┌─ Input for this task

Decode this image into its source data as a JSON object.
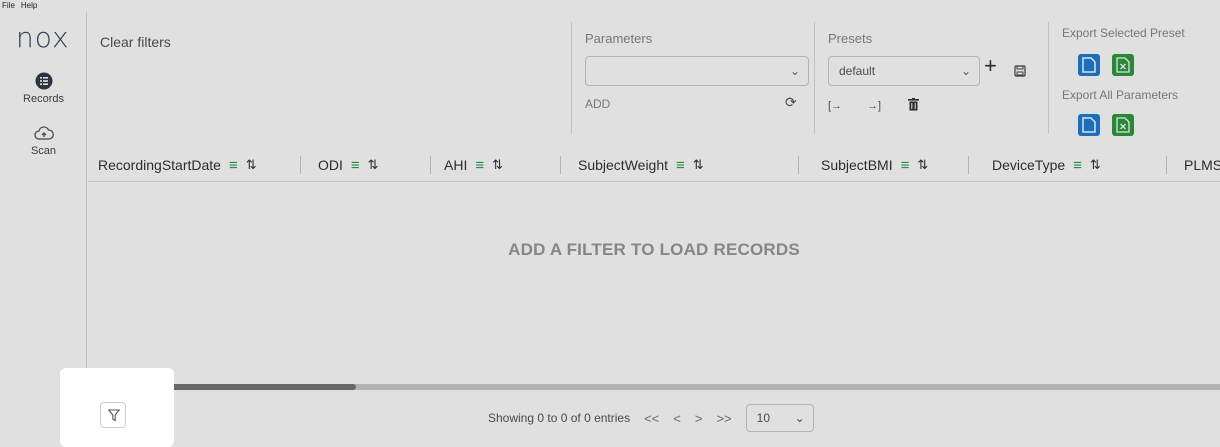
{
  "menu": {
    "file": "File",
    "help": "Help"
  },
  "logo": "nox",
  "sidebar": {
    "items": [
      {
        "label": "Records",
        "icon": "list-icon"
      },
      {
        "label": "Scan",
        "icon": "cloud-upload-icon"
      }
    ]
  },
  "toolbar": {
    "clear_filters": "Clear filters",
    "parameters_label": "Parameters",
    "parameters_value": "",
    "add_label": "ADD",
    "presets_label": "Presets",
    "presets_value": "default",
    "export_selected_label": "Export Selected Preset",
    "export_all_label": "Export All Parameters"
  },
  "table": {
    "columns": [
      "RecordingStartDate",
      "ODI",
      "AHI",
      "SubjectWeight",
      "SubjectBMI",
      "DeviceType",
      "PLMS"
    ],
    "empty_message": "ADD A FILTER TO LOAD RECORDS"
  },
  "footer": {
    "showing": "Showing 0 to 0 of 0 entries",
    "first": "<<",
    "prev": "<",
    "next": ">",
    "last": ">>",
    "page_size": "10"
  },
  "colors": {
    "accent_green": "#2e9e4f",
    "export_blue": "#1e7fd8",
    "export_green": "#2f9b3e"
  },
  "scroll_position": 0.24
}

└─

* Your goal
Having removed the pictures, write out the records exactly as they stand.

* Output of the task
Decode this image into its source data as a JSON object.
{
  "menu": {
    "file": "File",
    "help": "Help"
  },
  "logo": "nox",
  "sidebar": {
    "items": [
      {
        "label": "Records",
        "icon": "list-icon"
      },
      {
        "label": "Scan",
        "icon": "cloud-upload-icon"
      }
    ]
  },
  "toolbar": {
    "clear_filters": "Clear filters",
    "parameters_label": "Parameters",
    "parameters_value": "",
    "add_label": "ADD",
    "presets_label": "Presets",
    "presets_value": "default",
    "export_selected_label": "Export Selected Preset",
    "export_all_label": "Export All Parameters"
  },
  "table": {
    "columns": [
      "RecordingStartDate",
      "ODI",
      "AHI",
      "SubjectWeight",
      "SubjectBMI",
      "DeviceType",
      "PLMS"
    ],
    "empty_message": "ADD A FILTER TO LOAD RECORDS"
  },
  "footer": {
    "showing": "Showing 0 to 0 of 0 entries",
    "first": "<<",
    "prev": "<",
    "next": ">",
    "last": ">>",
    "page_size": "10"
  },
  "colors": {
    "accent_green": "#2e9e4f",
    "export_blue": "#1e7fd8",
    "export_green": "#2f9b3e"
  },
  "scroll_position": 0.24
}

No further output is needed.